During mid-January, SaskPower restarted Boundary Dam’s No. 4 coal-fired power unit that was originally scheduled to be removed from service in 2021. At the same time, the Alberta Electric System Operator (AESO) issued a grid alert saying the Alberta grid would face a 100- to 200-megawatt (mw) shortfall of electricity during peak evening hours.
SaskPower stepped up supplying Alberta with more than 150 mw. Alberta has retired much of its coal capacity and many Albertans blame the liberal wing of the government for mismanaging the province’s electricity resources.
Demand for SaskPower was averaging 3,300 mw during January. The utility derives 51% of its power from natural gas, 37% from coal, 7% from hydro, 3% from wind, and less than 1% from solar.
The situation highlights the divide between the eastern provinces and the federal government in Ottawa and the reality of rural western Canada. In eastern Canadian, much of the power is derived from hydro and nuclear sources. Achieving net-zero is much more attainable goal for them and they are proposing country-wide policies that some western Canadians see as preposterous.
As an example, in November, the Government of Saskatchewan, which operates SaskPower, responded to the federal government’s proposed Clean Electricity Regulations (CER), urging it not to proceed with the regulations as currently proposed.
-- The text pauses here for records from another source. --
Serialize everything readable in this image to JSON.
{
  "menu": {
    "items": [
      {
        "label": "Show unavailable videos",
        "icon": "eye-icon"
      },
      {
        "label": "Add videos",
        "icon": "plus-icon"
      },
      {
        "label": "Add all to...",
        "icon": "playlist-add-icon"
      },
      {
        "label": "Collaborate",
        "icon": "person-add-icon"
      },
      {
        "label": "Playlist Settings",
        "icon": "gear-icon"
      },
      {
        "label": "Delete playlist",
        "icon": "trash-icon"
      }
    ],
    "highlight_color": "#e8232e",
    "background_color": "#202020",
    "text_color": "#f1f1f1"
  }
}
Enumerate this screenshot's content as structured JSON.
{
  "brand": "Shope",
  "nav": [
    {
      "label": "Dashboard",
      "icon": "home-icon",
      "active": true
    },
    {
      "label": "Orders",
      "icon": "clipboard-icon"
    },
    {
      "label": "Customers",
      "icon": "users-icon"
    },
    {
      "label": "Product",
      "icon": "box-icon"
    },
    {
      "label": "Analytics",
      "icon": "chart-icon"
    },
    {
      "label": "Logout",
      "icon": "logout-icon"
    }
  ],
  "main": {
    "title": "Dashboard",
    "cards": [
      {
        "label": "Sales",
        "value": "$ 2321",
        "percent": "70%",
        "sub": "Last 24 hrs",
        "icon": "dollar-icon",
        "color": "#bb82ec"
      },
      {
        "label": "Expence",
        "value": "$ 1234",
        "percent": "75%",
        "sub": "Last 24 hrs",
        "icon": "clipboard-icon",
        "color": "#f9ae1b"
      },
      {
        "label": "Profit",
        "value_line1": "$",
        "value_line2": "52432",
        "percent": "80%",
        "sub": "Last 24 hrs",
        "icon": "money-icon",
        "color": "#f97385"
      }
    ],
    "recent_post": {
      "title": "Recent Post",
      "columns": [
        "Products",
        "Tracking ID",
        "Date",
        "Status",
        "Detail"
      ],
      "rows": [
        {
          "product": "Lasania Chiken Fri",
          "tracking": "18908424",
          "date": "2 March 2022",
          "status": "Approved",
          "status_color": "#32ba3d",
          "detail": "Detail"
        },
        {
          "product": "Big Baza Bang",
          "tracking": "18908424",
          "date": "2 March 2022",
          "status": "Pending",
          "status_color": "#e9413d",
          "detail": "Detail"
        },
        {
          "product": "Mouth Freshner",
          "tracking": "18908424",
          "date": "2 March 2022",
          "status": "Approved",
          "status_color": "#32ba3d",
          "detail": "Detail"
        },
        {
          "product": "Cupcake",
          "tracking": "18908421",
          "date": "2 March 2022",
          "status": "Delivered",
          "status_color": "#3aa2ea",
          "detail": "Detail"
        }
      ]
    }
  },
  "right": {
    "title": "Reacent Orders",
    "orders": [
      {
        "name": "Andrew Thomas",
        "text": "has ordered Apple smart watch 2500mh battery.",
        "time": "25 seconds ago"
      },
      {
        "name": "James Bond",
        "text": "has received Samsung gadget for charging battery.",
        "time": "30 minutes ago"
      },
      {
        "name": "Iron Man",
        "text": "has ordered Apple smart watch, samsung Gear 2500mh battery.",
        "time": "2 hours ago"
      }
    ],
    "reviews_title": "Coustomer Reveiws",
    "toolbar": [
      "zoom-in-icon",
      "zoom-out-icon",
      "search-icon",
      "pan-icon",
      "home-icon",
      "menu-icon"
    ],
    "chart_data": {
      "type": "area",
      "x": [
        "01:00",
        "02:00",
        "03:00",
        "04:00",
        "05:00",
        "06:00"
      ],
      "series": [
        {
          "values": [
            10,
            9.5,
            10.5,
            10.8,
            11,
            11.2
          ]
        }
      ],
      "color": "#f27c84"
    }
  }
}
“The federal government’s approach, in an attempt to regulate Saskatchewan’s electricity system, is unaffordable, unconstitutional, and technologically and logistically unattainable,” Crown Investments Corp. Minister Dustin Duncan said. “The proposed CER will jeopardize the reliability of Saskatchewan’s power grid and increase power rates to an unaffordable level.”
The proposed regulations impose a net-zero electricity grid across Canada by 2035. SaskPower estimates that electricity rates would more than double by 2035 to cover the $40 billion in costs associated with compliance. It would need to expand, replace, and rebuild more than 100% of its current power generating capacity of more than 5,400 mw in 11 years while also significantly expanding its transmission infrastructure.